My recommendation is to read the series….try to fight down your disgust at the people and society while at the same time keeping your mind open. It may just frighten you to see similarities in our own present day America.

The Hunger Games
The Hunger Games Trilogy

5 out of 5 stars

1 comment:

logankstewart said...

***Spoilers Below***

Man, some of that art is awesome.

This was a nice write up for the series as a whole, and I think you hit on most of the large issues. One thing I found myself thinking on was the extents people would go to make themselves beautiful, especially those in the Capitol. Remember Tygris? That woman was crazy. It seems like Collins was making a statement on appearance and how obsessed some people become, and as a person who could care less what I look like, I liked this commentary.

I've still not fully digested everything from the books.

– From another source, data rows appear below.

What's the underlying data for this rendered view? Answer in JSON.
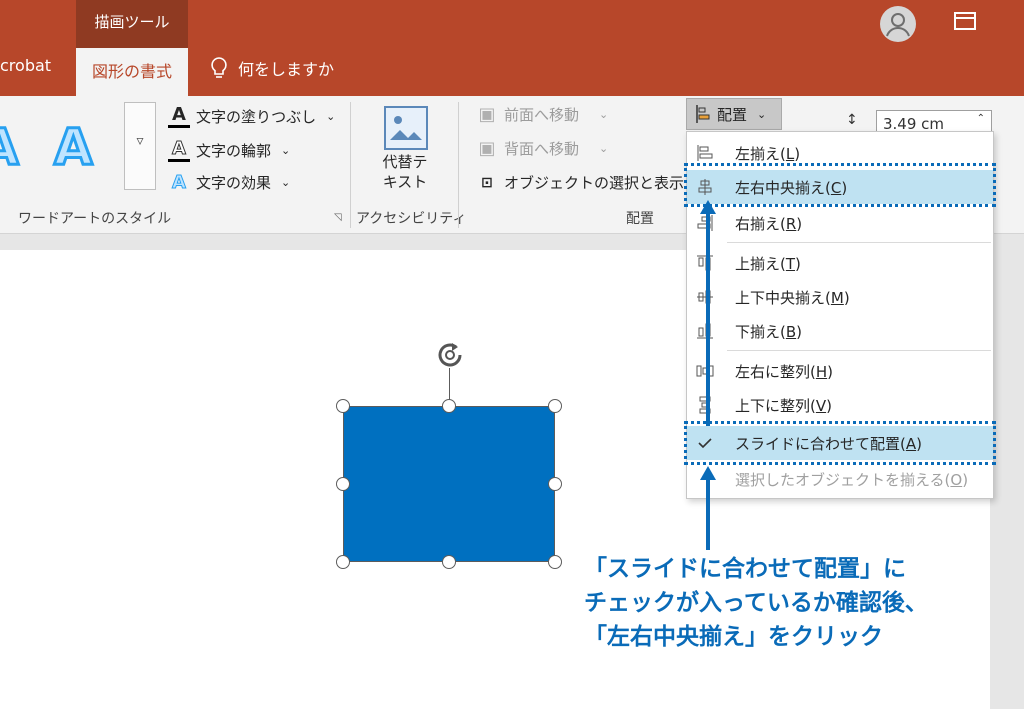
{
  "title_bar": {
    "context_tab": "描画ツール",
    "tabs": [
      "crobat",
      "図形の書式"
    ],
    "tell_me": "何をしますか"
  },
  "ribbon": {
    "wordart": {
      "letter": "A",
      "cmd_fill": "文字の塗りつぶし",
      "cmd_outline": "文字の輪郭",
      "cmd_effects": "文字の効果",
      "group_label": "ワードアートのスタイル"
    },
    "accessibility": {
      "alt_text_label": "代替テ\nキスト",
      "group_label": "アクセシビリティ"
    },
    "arrange": {
      "bring_forward": "前面へ移動",
      "send_backward": "背面へ移動",
      "selection_pane": "オブジェクトの選択と表示",
      "align_button": "配置",
      "group_label": "配置"
    },
    "size": {
      "height_value": "3.49 cm"
    }
  },
  "align_menu": {
    "items": [
      {
        "label": "左揃え(",
        "key": "L",
        "icon": "align-left-icon"
      },
      {
        "label": "左右中央揃え(",
        "key": "C",
        "icon": "align-center-icon"
      },
      {
        "label": "右揃え(",
        "key": "R",
        "icon": "align-right-icon"
      },
      {
        "label": "上揃え(",
        "key": "T",
        "icon": "align-top-icon"
      },
      {
        "label": "上下中央揃え(",
        "key": "M",
        "icon": "align-middle-icon"
      },
      {
        "label": "下揃え(",
        "key": "B",
        "icon": "align-bottom-icon"
      },
      {
        "label": "左右に整列(",
        "key": "H",
        "icon": "distribute-horizontal-icon"
      },
      {
        "label": "上下に整列(",
        "key": "V",
        "icon": "distribute-vertical-icon"
      },
      {
        "label": "スライドに合わせて配置(",
        "key": "A",
        "icon": "check-icon"
      },
      {
        "label": "選択したオブジェクトを揃える(",
        "key": "O",
        "icon": ""
      }
    ],
    "close_paren": ")"
  },
  "annotation": {
    "lines": [
      "「スライドに合わせて配置」に",
      "チェックが入っているか確認後、",
      "「左右中央揃え」をクリック"
    ],
    "color": "#0a6bb8"
  },
  "colors": {
    "title_bar": "#b7472a",
    "shape_fill": "#0070c0",
    "menu_highlight": "#bfe2f2"
  }
}
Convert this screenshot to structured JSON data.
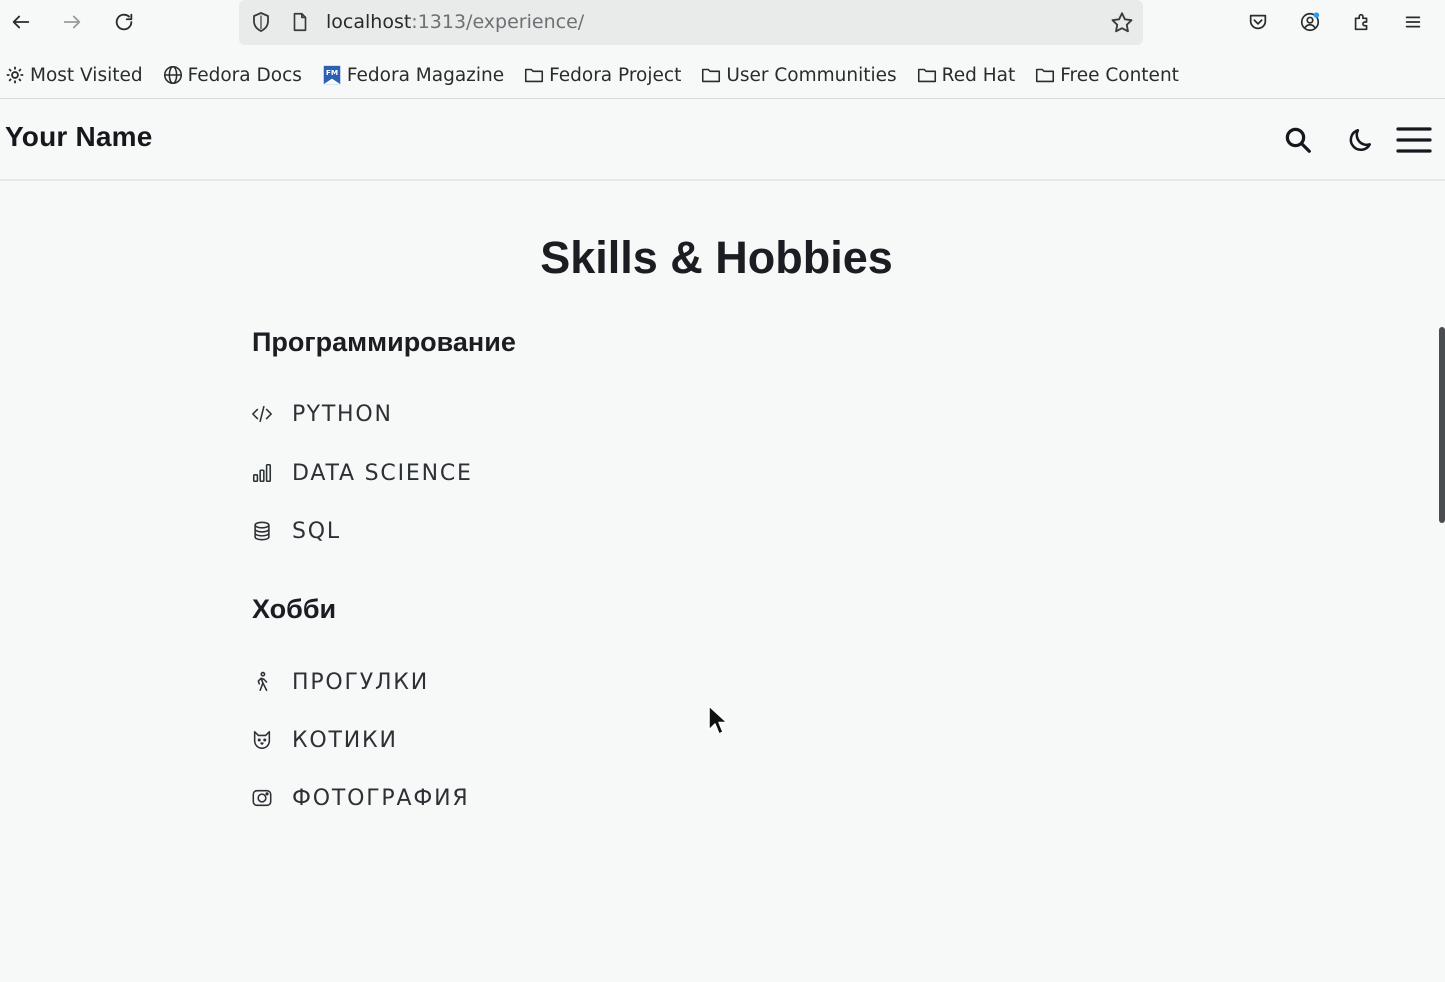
{
  "browser": {
    "url_host": "localhost",
    "url_path": ":1313/experience/",
    "bookmarks": [
      {
        "label": "Most Visited",
        "icon": "gear-icon"
      },
      {
        "label": "Fedora Docs",
        "icon": "globe-icon"
      },
      {
        "label": "Fedora Magazine",
        "icon": "fedora-magazine-icon"
      },
      {
        "label": "Fedora Project",
        "icon": "folder-icon"
      },
      {
        "label": "User Communities",
        "icon": "folder-icon"
      },
      {
        "label": "Red Hat",
        "icon": "folder-icon"
      },
      {
        "label": "Free Content",
        "icon": "folder-icon"
      }
    ]
  },
  "site": {
    "logo": "Your Name"
  },
  "main": {
    "title": "Skills & Hobbies",
    "sections": [
      {
        "title": "Программирование",
        "items": [
          {
            "label": "Python",
            "icon": "code-icon"
          },
          {
            "label": "Data Science",
            "icon": "bar-chart-icon"
          },
          {
            "label": "SQL",
            "icon": "database-icon"
          }
        ]
      },
      {
        "title": "Хобби",
        "items": [
          {
            "label": "Прогулки",
            "icon": "walking-icon"
          },
          {
            "label": "Котики",
            "icon": "cat-icon"
          },
          {
            "label": "Фотография",
            "icon": "camera-icon"
          }
        ]
      }
    ]
  },
  "colors": {
    "background": "#f7f9f8",
    "text": "#1a1d21",
    "url_bar": "#e9ebea",
    "notification_dot": "#2a9af2"
  }
}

I'll find myself thinking on how awful Panem was. I also couldn't believe how they elected to do the Games again after everything, and I wonder if they would go through with it after Coin's death? Finally, the deceit of Gale & Beetee's weapons was simply appalling. I've been a Peeta fan from the beginning, so that just gave me one more reason to dislike Gale.

All in all, this was a fantastic series that I'm sure will be around for many years to come.